Look through the records that follow. Copy every line containing the word "HalSetEnvironmentVariableEx".

========================================

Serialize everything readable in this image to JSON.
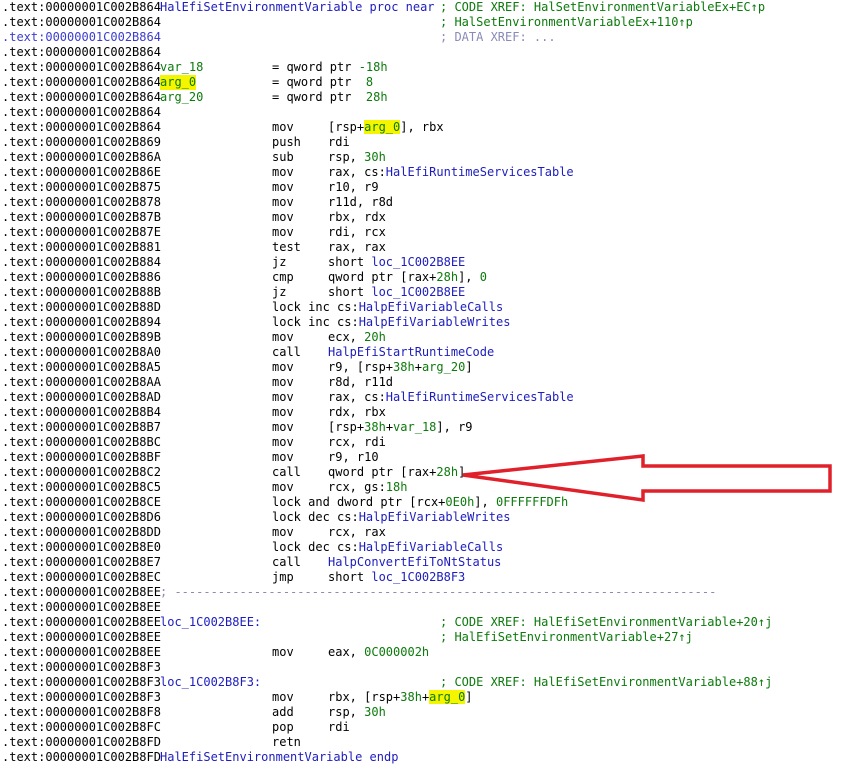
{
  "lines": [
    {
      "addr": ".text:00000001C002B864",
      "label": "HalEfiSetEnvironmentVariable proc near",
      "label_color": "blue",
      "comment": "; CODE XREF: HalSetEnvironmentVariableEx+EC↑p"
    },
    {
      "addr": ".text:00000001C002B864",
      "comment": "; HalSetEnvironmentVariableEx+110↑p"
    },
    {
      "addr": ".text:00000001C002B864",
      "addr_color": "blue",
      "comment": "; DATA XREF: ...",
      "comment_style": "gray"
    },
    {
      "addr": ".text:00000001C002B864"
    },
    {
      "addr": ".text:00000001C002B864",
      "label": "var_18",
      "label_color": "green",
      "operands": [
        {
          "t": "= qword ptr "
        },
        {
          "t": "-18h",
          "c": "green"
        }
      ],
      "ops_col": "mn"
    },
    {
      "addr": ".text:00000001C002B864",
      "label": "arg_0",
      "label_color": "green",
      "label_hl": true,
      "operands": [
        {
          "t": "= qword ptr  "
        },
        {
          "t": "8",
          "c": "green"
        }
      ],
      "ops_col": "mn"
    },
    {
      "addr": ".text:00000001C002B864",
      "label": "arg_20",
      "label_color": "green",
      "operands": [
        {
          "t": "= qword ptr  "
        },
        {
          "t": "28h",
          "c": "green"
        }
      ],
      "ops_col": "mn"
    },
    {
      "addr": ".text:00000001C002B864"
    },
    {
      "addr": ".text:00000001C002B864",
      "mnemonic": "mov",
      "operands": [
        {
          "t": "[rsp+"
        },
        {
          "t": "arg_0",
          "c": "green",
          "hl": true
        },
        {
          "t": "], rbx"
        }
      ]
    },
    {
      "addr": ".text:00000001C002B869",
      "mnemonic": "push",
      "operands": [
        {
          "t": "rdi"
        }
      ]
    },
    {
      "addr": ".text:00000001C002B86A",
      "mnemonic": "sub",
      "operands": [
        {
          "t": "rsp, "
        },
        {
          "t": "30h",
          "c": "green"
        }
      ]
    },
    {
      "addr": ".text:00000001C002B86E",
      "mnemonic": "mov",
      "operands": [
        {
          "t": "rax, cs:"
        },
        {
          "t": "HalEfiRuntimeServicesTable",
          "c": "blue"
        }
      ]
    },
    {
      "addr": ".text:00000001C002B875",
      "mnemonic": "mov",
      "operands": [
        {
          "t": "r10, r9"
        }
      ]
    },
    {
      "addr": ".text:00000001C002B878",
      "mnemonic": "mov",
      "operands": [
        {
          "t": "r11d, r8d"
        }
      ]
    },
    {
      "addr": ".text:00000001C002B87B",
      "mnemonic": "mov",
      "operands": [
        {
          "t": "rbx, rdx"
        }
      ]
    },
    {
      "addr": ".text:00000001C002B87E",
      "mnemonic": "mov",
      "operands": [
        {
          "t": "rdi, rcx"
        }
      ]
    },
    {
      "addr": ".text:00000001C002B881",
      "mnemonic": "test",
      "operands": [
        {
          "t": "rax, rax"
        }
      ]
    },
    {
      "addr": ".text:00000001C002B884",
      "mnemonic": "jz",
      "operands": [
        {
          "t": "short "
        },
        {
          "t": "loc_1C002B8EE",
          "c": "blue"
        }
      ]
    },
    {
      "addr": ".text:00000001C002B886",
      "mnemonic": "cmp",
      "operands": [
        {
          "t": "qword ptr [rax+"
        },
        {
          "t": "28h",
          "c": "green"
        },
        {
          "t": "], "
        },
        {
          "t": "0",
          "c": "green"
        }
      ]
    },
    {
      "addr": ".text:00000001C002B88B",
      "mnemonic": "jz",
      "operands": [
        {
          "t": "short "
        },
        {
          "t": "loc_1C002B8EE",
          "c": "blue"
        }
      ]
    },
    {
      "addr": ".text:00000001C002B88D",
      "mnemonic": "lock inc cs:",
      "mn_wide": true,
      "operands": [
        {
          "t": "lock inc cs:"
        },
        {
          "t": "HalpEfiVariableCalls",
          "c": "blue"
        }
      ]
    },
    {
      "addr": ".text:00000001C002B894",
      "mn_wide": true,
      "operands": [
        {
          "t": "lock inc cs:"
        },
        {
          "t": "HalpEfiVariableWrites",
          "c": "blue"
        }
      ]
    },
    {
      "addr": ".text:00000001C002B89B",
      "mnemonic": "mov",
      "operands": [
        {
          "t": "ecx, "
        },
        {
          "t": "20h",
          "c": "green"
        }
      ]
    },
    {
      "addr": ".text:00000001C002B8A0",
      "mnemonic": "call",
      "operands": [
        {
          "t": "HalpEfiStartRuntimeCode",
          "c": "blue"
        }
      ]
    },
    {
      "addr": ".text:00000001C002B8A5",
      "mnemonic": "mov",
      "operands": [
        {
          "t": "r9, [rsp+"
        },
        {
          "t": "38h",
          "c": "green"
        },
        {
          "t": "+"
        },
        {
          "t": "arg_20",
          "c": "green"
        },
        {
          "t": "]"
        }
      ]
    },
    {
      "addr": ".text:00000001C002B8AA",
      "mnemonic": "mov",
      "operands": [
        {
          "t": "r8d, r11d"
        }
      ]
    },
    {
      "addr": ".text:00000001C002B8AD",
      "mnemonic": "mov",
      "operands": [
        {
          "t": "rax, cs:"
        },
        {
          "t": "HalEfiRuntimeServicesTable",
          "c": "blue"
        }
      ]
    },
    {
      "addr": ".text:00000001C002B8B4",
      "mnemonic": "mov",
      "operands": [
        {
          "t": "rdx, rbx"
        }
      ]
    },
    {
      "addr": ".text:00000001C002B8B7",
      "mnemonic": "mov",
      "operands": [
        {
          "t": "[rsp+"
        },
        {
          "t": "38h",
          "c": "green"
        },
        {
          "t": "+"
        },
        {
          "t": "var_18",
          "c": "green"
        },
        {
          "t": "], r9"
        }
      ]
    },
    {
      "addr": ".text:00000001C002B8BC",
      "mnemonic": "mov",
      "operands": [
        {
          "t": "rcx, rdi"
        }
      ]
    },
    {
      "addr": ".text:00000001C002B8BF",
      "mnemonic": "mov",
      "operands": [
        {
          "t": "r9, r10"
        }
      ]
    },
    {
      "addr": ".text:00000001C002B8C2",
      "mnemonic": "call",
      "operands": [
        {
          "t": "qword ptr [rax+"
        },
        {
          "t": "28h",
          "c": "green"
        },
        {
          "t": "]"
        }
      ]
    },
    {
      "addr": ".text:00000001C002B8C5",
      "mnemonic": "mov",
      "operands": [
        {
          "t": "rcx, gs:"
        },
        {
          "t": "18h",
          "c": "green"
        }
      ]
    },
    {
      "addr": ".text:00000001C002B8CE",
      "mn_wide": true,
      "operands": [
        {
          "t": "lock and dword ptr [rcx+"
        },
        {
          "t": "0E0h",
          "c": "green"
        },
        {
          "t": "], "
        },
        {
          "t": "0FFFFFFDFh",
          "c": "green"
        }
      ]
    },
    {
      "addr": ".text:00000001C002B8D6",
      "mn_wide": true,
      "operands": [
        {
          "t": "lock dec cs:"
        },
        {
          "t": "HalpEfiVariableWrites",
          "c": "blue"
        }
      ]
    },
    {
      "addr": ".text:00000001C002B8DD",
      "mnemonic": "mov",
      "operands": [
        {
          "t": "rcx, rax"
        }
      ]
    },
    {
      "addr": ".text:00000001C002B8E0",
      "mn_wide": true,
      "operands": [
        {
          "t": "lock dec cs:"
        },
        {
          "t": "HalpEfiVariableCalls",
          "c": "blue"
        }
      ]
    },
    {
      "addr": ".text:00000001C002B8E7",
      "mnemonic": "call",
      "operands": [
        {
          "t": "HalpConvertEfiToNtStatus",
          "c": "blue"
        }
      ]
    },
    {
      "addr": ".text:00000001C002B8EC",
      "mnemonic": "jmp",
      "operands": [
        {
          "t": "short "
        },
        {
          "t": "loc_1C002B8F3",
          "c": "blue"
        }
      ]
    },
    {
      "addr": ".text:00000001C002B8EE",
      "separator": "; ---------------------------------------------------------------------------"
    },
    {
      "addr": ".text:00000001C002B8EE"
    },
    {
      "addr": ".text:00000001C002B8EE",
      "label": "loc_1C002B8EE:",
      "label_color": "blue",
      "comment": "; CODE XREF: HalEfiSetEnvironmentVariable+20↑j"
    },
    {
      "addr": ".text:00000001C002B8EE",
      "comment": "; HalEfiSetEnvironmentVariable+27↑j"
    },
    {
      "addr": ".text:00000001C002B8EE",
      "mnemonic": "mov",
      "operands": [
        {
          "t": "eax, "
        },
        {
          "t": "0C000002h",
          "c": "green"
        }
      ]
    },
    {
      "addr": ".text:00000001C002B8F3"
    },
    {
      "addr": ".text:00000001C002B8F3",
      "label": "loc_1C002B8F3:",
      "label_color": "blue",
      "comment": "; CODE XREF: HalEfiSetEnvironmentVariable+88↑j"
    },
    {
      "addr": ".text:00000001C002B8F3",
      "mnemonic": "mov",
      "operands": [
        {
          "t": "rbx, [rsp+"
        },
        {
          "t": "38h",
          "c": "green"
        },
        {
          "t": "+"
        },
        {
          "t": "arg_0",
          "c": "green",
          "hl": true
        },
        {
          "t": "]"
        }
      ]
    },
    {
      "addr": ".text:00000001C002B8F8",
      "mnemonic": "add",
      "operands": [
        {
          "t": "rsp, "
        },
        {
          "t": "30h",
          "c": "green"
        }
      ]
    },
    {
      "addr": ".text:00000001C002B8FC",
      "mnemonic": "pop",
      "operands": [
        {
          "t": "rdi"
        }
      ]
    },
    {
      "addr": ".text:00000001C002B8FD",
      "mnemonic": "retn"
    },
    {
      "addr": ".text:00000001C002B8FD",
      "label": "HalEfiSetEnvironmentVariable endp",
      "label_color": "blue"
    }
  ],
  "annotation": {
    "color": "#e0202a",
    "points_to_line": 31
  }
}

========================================

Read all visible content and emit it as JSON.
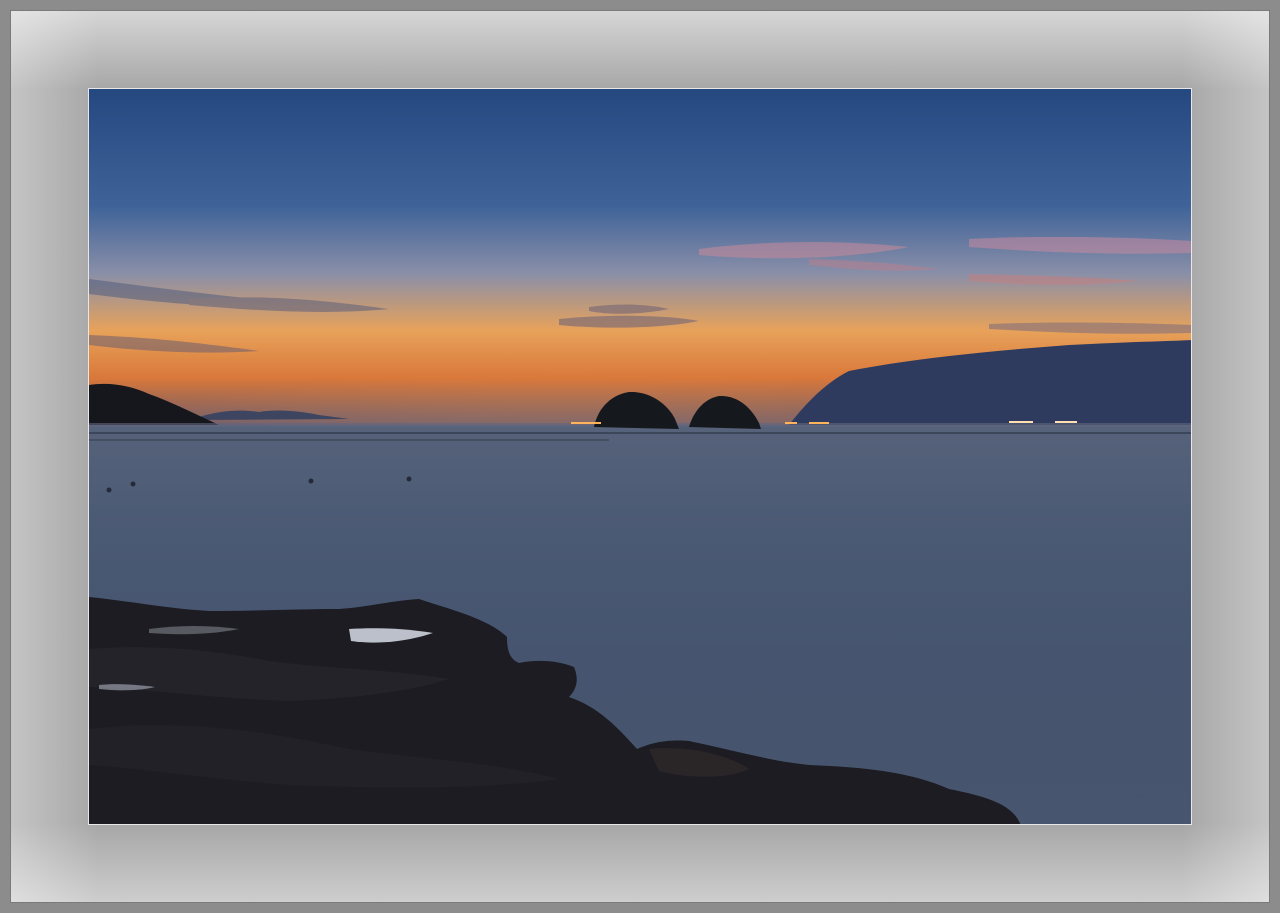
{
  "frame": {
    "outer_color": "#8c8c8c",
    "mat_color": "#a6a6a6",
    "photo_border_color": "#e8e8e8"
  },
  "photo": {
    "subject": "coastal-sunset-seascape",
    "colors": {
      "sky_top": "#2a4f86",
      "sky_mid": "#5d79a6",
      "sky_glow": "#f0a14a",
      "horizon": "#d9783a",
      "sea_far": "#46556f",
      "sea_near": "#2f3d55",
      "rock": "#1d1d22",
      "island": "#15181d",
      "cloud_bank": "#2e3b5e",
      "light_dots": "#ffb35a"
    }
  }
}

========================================

OUTPUT FOR THIS EXERCISE:
      "comment": "; CODE XREF: HalSetEnvironmentVariableEx+EC↑p"
      "comment": "; HalSetEnvironmentVariableEx+110↑p"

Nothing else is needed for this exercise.